• REQUIRED WORK: Some lines hold the string "this". Copy all of them from the material that follows.

·····

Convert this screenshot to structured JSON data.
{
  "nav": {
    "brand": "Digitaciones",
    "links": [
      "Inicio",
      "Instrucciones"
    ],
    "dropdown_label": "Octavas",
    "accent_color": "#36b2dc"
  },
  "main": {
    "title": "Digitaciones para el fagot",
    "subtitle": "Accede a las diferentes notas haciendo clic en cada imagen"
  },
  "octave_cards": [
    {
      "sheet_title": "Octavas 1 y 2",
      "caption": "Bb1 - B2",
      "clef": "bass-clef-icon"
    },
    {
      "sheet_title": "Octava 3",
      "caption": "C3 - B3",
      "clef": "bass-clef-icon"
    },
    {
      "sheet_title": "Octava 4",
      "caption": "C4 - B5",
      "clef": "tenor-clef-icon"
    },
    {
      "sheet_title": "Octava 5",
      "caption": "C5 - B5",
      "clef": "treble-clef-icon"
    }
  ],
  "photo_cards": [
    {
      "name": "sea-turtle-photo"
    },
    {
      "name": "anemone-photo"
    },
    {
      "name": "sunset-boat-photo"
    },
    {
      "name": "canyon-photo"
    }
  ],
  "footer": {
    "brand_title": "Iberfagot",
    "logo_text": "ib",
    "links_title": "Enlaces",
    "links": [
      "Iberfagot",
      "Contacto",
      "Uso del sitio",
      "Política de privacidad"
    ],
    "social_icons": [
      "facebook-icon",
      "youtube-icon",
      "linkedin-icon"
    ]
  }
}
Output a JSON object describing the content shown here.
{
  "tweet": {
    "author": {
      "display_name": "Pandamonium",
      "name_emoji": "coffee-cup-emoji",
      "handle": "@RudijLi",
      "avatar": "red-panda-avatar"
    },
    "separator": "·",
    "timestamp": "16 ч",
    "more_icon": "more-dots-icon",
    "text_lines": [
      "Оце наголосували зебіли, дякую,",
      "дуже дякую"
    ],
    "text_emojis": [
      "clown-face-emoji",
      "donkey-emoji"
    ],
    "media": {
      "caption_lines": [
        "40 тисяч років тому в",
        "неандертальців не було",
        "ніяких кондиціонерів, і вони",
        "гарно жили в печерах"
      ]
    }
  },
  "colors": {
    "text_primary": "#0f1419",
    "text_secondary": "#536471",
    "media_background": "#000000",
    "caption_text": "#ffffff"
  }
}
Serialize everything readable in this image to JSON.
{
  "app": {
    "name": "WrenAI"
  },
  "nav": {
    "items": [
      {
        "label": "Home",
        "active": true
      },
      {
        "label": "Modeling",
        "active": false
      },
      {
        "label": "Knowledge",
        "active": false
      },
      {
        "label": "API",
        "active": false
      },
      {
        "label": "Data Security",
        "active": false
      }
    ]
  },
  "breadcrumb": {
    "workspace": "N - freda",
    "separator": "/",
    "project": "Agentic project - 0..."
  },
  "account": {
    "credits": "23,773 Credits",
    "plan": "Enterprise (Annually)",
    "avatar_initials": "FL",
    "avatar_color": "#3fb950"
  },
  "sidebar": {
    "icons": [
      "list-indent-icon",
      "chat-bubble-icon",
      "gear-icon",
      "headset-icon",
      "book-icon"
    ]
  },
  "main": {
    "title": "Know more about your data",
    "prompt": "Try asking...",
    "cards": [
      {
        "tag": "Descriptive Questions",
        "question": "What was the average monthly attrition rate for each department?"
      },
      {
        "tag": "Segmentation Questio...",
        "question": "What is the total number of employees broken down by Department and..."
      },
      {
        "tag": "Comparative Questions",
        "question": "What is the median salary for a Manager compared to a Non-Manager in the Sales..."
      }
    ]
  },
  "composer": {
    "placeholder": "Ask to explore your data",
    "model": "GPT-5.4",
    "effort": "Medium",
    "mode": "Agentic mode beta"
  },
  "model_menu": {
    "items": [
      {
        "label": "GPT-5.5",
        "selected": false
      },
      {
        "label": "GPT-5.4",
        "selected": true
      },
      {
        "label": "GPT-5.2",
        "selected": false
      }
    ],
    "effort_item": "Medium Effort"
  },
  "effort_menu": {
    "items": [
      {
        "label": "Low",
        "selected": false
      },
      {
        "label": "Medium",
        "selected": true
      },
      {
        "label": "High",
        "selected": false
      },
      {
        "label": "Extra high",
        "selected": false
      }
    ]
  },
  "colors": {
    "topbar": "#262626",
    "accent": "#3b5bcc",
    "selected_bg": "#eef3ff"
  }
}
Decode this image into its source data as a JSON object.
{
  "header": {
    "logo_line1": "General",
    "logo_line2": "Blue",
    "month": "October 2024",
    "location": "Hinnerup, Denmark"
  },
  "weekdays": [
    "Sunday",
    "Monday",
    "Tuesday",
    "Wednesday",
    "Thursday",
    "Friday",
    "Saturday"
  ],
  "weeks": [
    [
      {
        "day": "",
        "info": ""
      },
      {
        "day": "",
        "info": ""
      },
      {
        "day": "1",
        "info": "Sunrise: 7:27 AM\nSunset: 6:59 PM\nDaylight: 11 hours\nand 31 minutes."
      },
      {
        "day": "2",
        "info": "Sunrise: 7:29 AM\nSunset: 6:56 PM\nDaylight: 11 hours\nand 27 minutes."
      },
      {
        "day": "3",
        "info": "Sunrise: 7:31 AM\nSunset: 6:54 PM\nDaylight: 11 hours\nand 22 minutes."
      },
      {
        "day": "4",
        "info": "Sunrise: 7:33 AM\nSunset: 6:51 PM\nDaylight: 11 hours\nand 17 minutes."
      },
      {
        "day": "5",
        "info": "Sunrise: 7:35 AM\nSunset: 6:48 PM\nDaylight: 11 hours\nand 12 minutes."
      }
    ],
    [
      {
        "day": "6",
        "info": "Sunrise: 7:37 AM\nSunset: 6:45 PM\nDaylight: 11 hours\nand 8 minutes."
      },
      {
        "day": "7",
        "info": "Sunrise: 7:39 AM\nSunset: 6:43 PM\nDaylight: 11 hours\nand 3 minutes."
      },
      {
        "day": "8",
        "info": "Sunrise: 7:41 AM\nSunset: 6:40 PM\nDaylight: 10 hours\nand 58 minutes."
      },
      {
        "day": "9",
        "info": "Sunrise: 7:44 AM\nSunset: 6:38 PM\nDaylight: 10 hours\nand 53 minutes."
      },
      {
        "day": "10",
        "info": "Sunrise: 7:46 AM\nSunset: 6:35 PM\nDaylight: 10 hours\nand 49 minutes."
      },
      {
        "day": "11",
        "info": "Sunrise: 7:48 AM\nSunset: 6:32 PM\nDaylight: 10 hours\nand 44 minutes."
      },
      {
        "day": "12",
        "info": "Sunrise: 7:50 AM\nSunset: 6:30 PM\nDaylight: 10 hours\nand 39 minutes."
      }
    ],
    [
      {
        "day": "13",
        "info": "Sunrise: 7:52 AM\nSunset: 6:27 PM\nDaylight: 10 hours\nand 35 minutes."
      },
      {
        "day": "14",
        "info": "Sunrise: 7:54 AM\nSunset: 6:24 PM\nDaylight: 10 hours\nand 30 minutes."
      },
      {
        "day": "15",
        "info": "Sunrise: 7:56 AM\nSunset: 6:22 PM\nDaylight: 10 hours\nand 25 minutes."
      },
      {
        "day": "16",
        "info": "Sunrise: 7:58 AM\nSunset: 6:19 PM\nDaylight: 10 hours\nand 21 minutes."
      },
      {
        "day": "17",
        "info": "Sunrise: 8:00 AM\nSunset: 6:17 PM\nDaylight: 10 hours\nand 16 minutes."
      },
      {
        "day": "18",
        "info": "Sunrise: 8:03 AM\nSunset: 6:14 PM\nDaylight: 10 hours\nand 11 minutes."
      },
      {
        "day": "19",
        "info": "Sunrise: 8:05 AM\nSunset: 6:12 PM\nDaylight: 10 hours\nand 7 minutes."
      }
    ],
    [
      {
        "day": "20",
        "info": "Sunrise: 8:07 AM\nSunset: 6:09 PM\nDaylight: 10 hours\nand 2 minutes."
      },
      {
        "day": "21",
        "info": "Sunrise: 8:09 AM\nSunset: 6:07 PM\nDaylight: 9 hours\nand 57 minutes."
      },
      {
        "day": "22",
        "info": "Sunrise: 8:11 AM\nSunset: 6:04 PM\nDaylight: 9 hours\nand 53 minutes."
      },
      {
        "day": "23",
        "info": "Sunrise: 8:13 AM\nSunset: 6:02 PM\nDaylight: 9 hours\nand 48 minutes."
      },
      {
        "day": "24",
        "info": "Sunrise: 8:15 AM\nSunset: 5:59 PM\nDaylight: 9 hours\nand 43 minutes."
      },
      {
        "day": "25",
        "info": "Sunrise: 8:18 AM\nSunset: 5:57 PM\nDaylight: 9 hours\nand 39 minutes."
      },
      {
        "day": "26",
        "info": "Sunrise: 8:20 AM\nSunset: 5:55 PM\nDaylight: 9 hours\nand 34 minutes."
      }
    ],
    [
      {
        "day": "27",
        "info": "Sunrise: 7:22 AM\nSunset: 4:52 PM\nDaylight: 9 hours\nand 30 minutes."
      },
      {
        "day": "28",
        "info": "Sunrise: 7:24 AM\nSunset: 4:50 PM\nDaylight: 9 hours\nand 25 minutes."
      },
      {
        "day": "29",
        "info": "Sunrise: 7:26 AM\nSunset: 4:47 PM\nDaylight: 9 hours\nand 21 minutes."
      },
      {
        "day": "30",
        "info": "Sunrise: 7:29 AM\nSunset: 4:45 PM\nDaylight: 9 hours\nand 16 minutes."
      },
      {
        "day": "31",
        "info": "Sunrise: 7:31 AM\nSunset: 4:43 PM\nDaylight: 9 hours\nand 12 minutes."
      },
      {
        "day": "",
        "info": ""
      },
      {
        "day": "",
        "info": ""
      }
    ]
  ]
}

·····

• RESPONSE:
Convert this screenshot to structured JSON data.
Serialize everything readable in this image to JSON.
Decode this image into its source data as a JSON object.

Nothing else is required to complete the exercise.